Count the lines below that contain the word "title", and report only that number.

[App and web page records]
* * * * * * * * *
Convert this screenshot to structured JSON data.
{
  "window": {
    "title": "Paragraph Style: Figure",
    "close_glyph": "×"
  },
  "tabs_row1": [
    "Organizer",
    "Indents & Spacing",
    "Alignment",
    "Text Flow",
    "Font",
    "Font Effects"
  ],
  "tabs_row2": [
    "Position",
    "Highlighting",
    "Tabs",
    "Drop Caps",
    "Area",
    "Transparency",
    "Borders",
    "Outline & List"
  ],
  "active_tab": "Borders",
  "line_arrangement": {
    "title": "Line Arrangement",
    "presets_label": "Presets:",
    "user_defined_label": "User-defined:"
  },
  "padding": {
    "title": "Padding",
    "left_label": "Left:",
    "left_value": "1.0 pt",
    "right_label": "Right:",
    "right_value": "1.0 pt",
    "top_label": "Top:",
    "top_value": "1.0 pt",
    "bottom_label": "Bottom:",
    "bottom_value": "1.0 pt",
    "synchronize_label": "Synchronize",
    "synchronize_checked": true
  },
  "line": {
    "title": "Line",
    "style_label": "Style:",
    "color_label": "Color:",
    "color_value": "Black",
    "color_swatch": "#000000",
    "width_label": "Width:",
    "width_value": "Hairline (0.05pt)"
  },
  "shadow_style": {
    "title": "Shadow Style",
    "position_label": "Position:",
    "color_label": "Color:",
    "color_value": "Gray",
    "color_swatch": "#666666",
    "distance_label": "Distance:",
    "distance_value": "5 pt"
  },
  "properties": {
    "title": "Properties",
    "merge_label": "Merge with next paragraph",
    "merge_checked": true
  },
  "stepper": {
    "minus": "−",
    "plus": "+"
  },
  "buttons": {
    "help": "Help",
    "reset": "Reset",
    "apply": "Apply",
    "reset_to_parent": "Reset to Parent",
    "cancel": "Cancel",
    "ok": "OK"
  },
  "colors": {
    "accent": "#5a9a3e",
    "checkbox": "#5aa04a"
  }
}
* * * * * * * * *
EXPECTED OUTPUT: 6